One thing I've learned lately that I didn't know was that in many Asian countries, crossing your legs is a no-no. But that's so ladylike here! Plus it is much more polite for both genders than leaning back with knees out. Apparently, this is considered arrogant in Japan. It's informal in Korea, so don't do it except with friends there. Be aware if interviewing for a job there!

Eye contact is a biggie. BIGGIE, as my mom would say. Asians hold it a shorter time and don't make it with strangers. Children in Asia, the Middle East and Africa can not look their parents in the eye when being scolded, the opposite of the U.S. Men sometimes defer eye contact out of respect. Europeans and North Americans would think they are hiding something. In France, people on the subway would just stare at me, and stare, and it was so unsettling. I think in a dangerous situation, it's good to make short eye contact to show you aren't afraid or weak. My international students from Asian avoid it on campus and thus don't often fit in.

What I didn't know, was that women in business often use social eye contact, looking around the nose area, and are considered flirty. They are taken more seriously if they look people around the forehead area.

So much misunderstanding occurs due to non-verbal behavior, which varies among genders and cultures.

Tuesday, September 2, 2014

Arise and Rise: What's the difference?

Today I taught irregular verbs to group of intermediate grammar students, mostly from China. They have all been here a while but still have such trouble with grammar. The first chapter of the level 3 book skims over simple present and present progressive, like it's an easy review. Well, sure, it's an easy review, but understanding and using are quite different. The verb forms are so messy with "I going" and "I am goes" and sadly some are fossilized. One student went to middle and high school here and said no one ever taught her grammar! In my experience, the longer a student has been in the U.S., the more problems he or she has with grammar.
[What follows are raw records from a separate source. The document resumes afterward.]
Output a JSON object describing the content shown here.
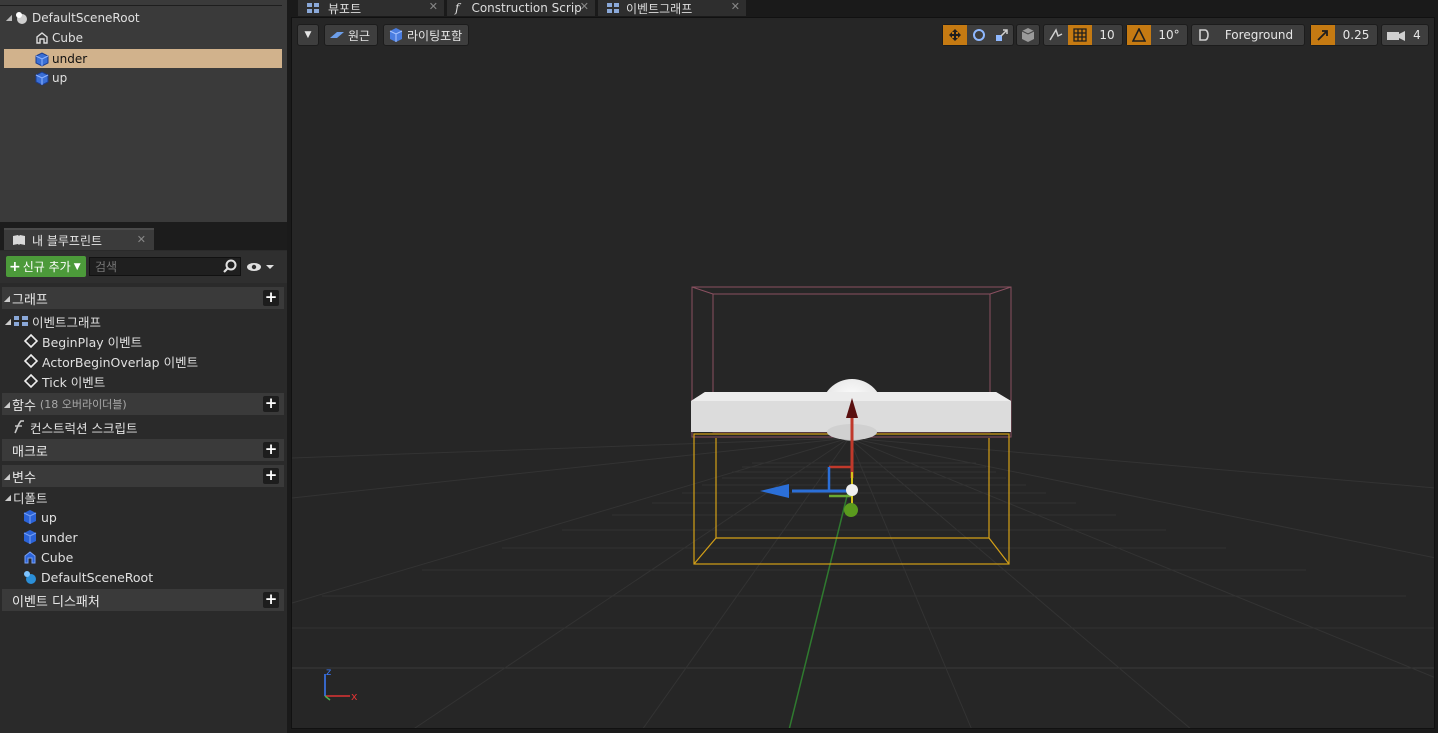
{
  "components": {
    "items": [
      {
        "label": "DefaultSceneRoot",
        "icon": "scene-root-icon",
        "indent": 0,
        "selected": false
      },
      {
        "label": "Cube",
        "icon": "cube-actor-icon",
        "indent": 1,
        "selected": false
      },
      {
        "label": "under",
        "icon": "box-collision-icon",
        "indent": 1,
        "selected": true
      },
      {
        "label": "up",
        "icon": "box-collision-icon",
        "indent": 1,
        "selected": false
      }
    ]
  },
  "my_blueprint": {
    "tab_label": "내 블루프린트",
    "add_new_label": "신규 추가",
    "search_placeholder": "검색",
    "sections": {
      "graph": "그래프",
      "event_graph": "이벤트그래프",
      "events": [
        "BeginPlay 이벤트",
        "ActorBeginOverlap 이벤트",
        "Tick 이벤트"
      ],
      "functions": "함수",
      "functions_sub": "(18 오버라이더블)",
      "construction_script": "컨스트럭션 스크립트",
      "macros": "매크로",
      "variables": "변수",
      "default": "디폴트",
      "variables_list": [
        "up",
        "under",
        "Cube",
        "DefaultSceneRoot"
      ],
      "event_dispatchers": "이벤트 디스패처"
    }
  },
  "viewport_tabs": [
    "뷰포트",
    "Construction Scrip",
    "이벤트그래프"
  ],
  "viewport": {
    "perspective_label": "원근",
    "lighting_label": "라이팅포함",
    "grid_snap": "10",
    "rotation_snap": "10°",
    "layer_label": "Foreground",
    "scale_snap": "0.25",
    "camera_speed": "4",
    "axis_x": "x",
    "axis_z": "z"
  },
  "colors": {
    "selected_row": "#d1b28c",
    "add_new": "#4c9a3a",
    "snap_active": "#c57a12",
    "bounds_orange": "#d4a017",
    "bounds_pink": "#8a5060"
  }
}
A student asked me the difference between "arise" and "rise". I looked it up - isn't Google search just wonderful in the classroom? "Rise" is to ascend but it's physical, literal. We had just gone over literal and figurative meanings, since they recognized "hang" in "hang out" and "hangover" more than they did the original meaning. "Arise" means the same thing but in non-tangible situations such as problems, situations, coups d'état, and so on. Who da thunk? I suppose I should warn them that Americans confuse past and past participles. I seen it. I should of did it. I'll let them figure that out later on.